Ashley Wagner, USA, nailed two seemingly perfect programs but remained only 7th. It was mainly because many of her jumps were under-rotated or down-graded. If she could rotate all the jumps cleanly, she would at least have beaten her teammate Gracie Gold, and probably made the podium. Gracie is very young but strong hearted. She delivered an awesome short program at her Worlds debut. But being the very last performer in this big event seemed to be too much even for her. She made several mistakes but still hit her seasonâ€™s best score. Russiaâ€™s Anna Pogorilaya was mentally stronger and her free skate was technically best of all. At age 15, she ranked 4th at the World Championships.

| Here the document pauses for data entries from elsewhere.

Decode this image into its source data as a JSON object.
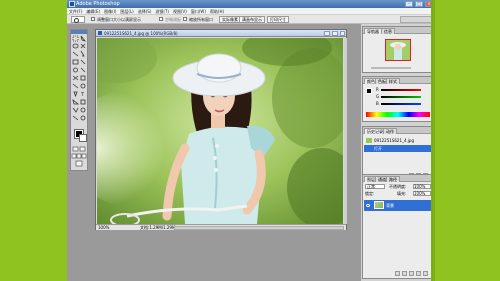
{
  "app": {
    "title": "Adobe Photoshop",
    "window_controls": [
      "-",
      "□",
      "×"
    ]
  },
  "menu": [
    "文件(F)",
    "编辑(E)",
    "图像(I)",
    "图层(L)",
    "选择(S)",
    "滤镜(T)",
    "视图(V)",
    "窗口(W)",
    "帮助(H)"
  ],
  "options": {
    "tool_icon": "zoom-icon",
    "resize_windows_label": "调整窗口大小以满屏显示",
    "ignore_palettes_label": "忽略调板",
    "zoom_all_windows_label": "缩放所有窗口",
    "actual_pixels_button": "实际像素",
    "fit_screen_button": "满画布显示",
    "print_size_button": "打印尺寸"
  },
  "document": {
    "title": "0912251S621_4.jpg @ 100%(RGB/8)",
    "zoom": "100%",
    "info": "文档:1.29M/1.29M"
  },
  "navigator": {
    "tabs": [
      "导航器",
      "信息"
    ]
  },
  "color": {
    "tabs": [
      "颜色",
      "色板",
      "样式"
    ],
    "channels": [
      "R",
      "G",
      "B"
    ]
  },
  "history": {
    "tabs": [
      "历史记录",
      "动作"
    ],
    "rows": [
      "0912251S621_4.jpg",
      "打开"
    ]
  },
  "layers": {
    "tabs": [
      "图层",
      "通道",
      "路径"
    ],
    "blend_mode": "正常",
    "opacity_label": "不透明度:",
    "opacity": "100%",
    "lock_label": "锁定:",
    "fill_label": "填充:",
    "fill": "100%",
    "layer_name": "背景"
  },
  "colors": {
    "background": "#8fc31f",
    "accent": "#2f6fd6",
    "foreground_swatch": "#000000",
    "background_swatch": "#ffffff"
  }
}
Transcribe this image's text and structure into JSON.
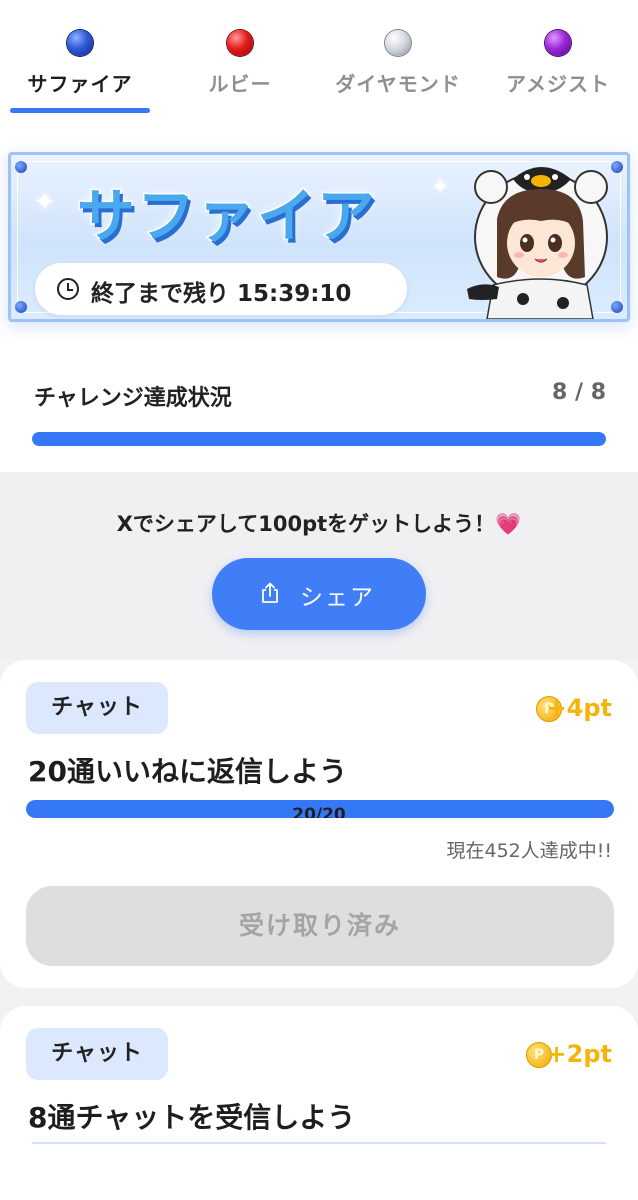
{
  "tabs": [
    {
      "label": "サファイア",
      "gem_icon": "sapphire-gem-icon",
      "color": "#1f3fbf",
      "active": true
    },
    {
      "label": "ルビー",
      "gem_icon": "ruby-gem-icon",
      "color": "#e01818",
      "active": false
    },
    {
      "label": "ダイヤモンド",
      "gem_icon": "diamond-gem-icon",
      "color": "#c8ccd4",
      "active": false
    },
    {
      "label": "アメジスト",
      "gem_icon": "amethyst-gem-icon",
      "color": "#8a1fc8",
      "active": false
    }
  ],
  "banner": {
    "title": "サファイア",
    "timer_text": "終了まで残り 15:39:10",
    "timer_icon": "clock-icon"
  },
  "progress": {
    "title": "チャレンジ達成状況",
    "count": "8 / 8",
    "fraction": 1.0
  },
  "share": {
    "text": "Xでシェアして100ptをゲットしよう！",
    "heart": "💗",
    "button_label": "シェア",
    "button_icon": "share-icon"
  },
  "challenges": [
    {
      "category": "チャット",
      "reward": "+4pt",
      "coin_letter": "P",
      "title": "20通いいねに返信しよう",
      "progress_label": "20/20",
      "progress_fraction": 1.0,
      "achieved_text": "現在452人達成中!!",
      "button_label": "受け取り済み"
    },
    {
      "category": "チャット",
      "reward": "+2pt",
      "coin_letter": "P",
      "title": "8通チャットを受信しよう"
    }
  ],
  "colors": {
    "accent": "#3478f6",
    "reward": "#f5b40a",
    "tag_bg": "#dbe8fd"
  }
}
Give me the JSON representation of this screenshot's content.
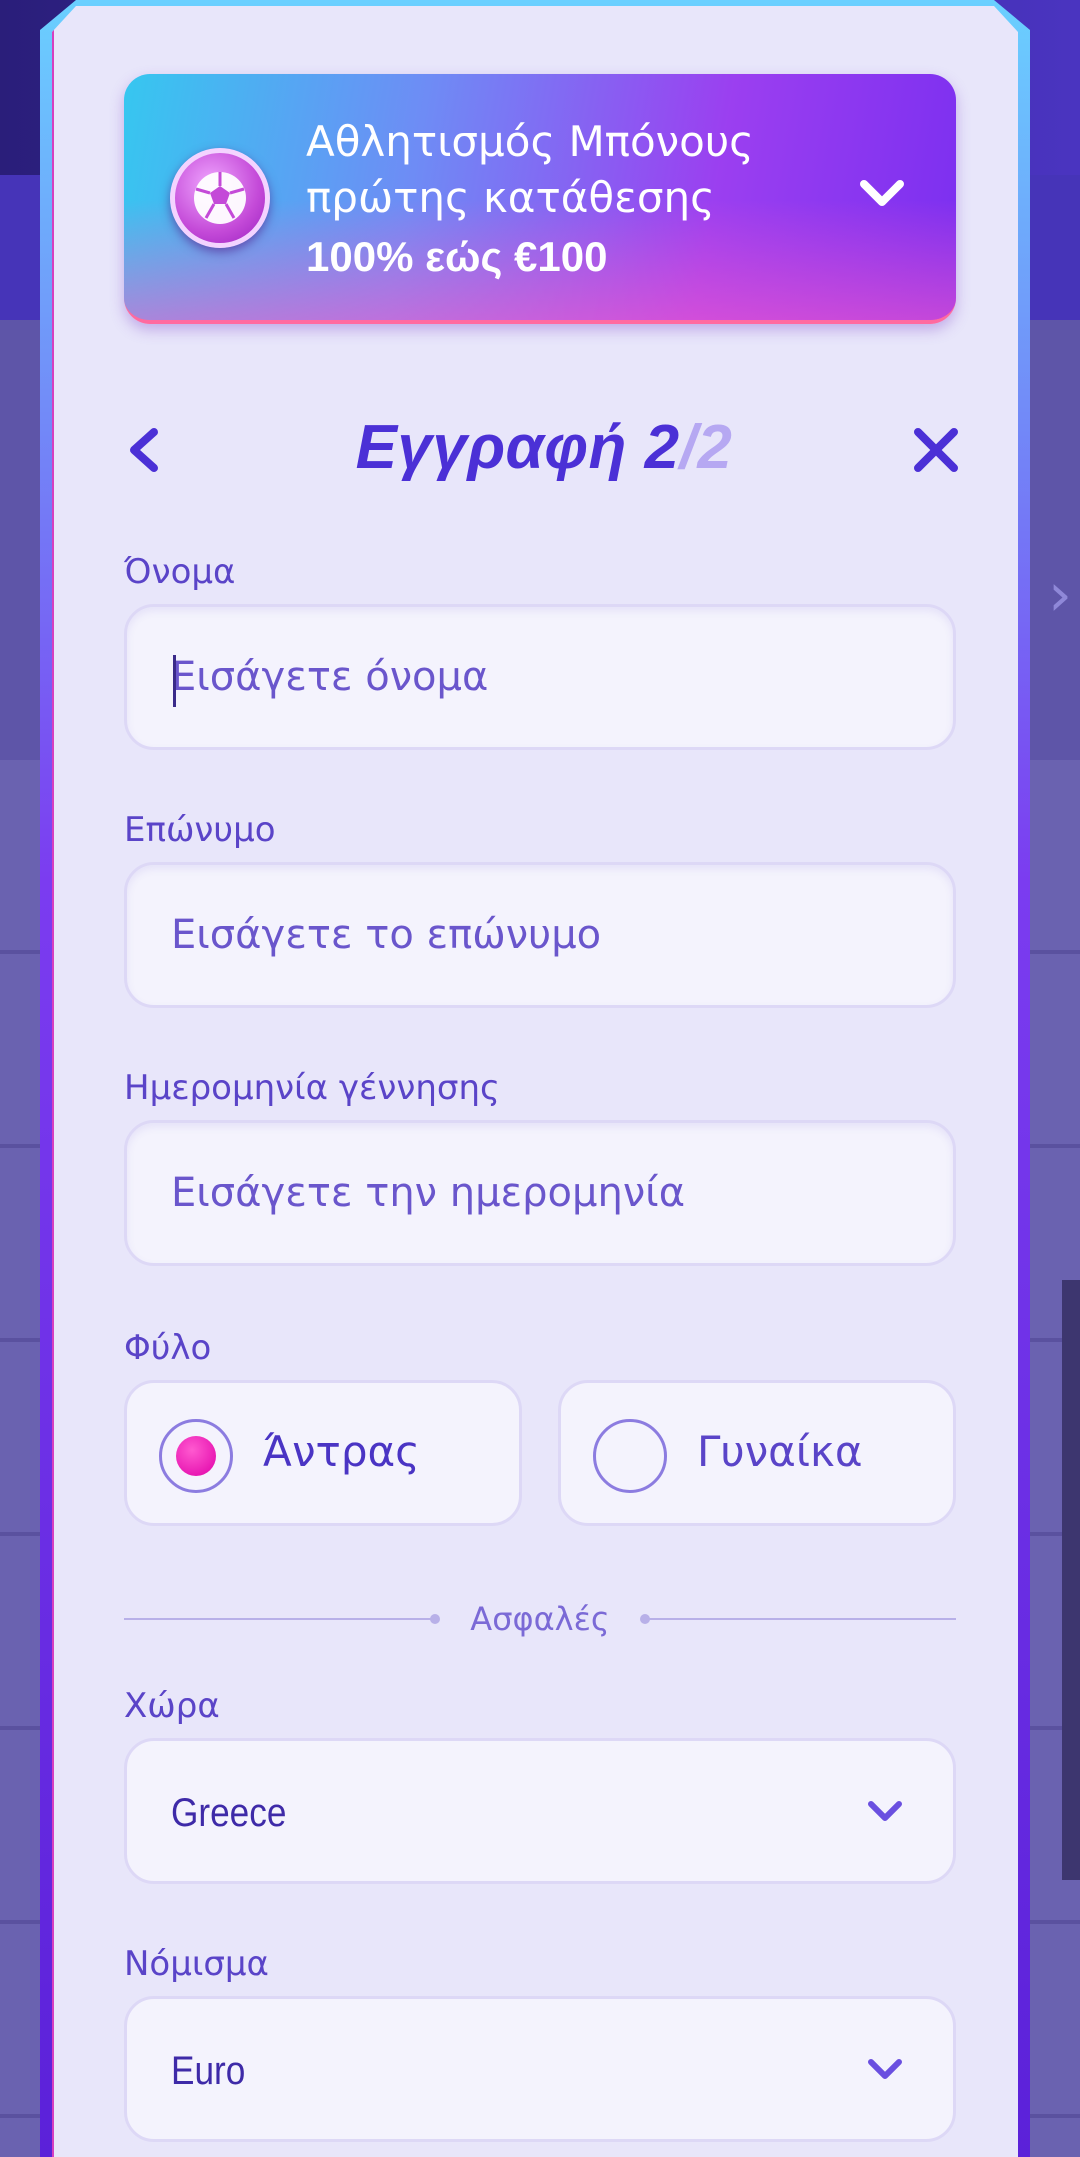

Polina Edmunds, USA, is the same age as Anna and did pretty well too. I think Polina moves gracefully for her age, and Anna has the technical strength. They might be neck to neck rivals in the days ahead. Even though she wasnâ€™t able to show her best, Akiko Suzuki left some very touching impressions on the ice. What an expression on her face at the end of the program! When she left the ice, she bowed long and deeply to show her gratitude to the home crowd as well as to all her supporters because it was her retiring moment from the competitive stage. Kanako Murakami, also of Japan, landed seven visibly clean jumps in the free skate. She was not bad, but the score was not what she had expected.
Korea now has a new potential star: So Youn Park. She delivered a near flawless free skate and received warm applause and some standing ovations from the audience. Being ranked 23rd, Hae Jin Kim also showed her potential. She strongly reminded me of a young Yuna Kim. Korea will continue having a strong ladiesâ€™ team. Franceâ€™s Mae Berenice Meite was very different from the other female skaters. She skated very strongly with a beat and was more masculine than feminine, but very attractive.
Kaetlyn Osmond of Canada danced through her short program which gave a happy feeling to the audience. She was strong and powerful and you can expect her to be on the World podium in the near future. Sadly her free skatewas only mediocre. I swear Brooklee Hann from Australia is a wonderful spinner! Her donut spin was the best of all. Natalia Popova, Ukraine, moved very gracefully on the ice, but I kept wishing for some variations in her performances. Swiss Anna Ovcharova attracted the crowd with her loveliness and big smile. She skated well in the short program and so so in the free, but smiled all the time anyway. One of my favorites, Valentina Marche iof Italy, disappointedly ranked only 16th. She is a brilliant skater, but it just wasnâ€™t her day in the Saitama arena.
And so the 2014 World Championships ended. They were supposed to be held in Japan two years ago and if that had happened, the results and the atmosphere in Japan would have been completely different. But because of Hanyuâ€™s win and Maoâ€™s inspiring free skate but tragic short program in the Sochi Olympics, Japan is in the middle of a figure skating craze. Almost all the skaters admired the Japanese crowd for their support during the competition. We are happy and proud that we could make it a successful event.
The World Championships of the Olympic year somehow always show the generation shift, and it was definitely a remarkable one in Saitama. This new generationof skaters showed off their potential, and the packed stands in the arena became witnesses of this pivotal moment. We will talk about it for a long time; the excitement and the many new talents we watched. I am very happy to have been part of this moment and will be keeping my eyes on these wonderful new talents for years to come.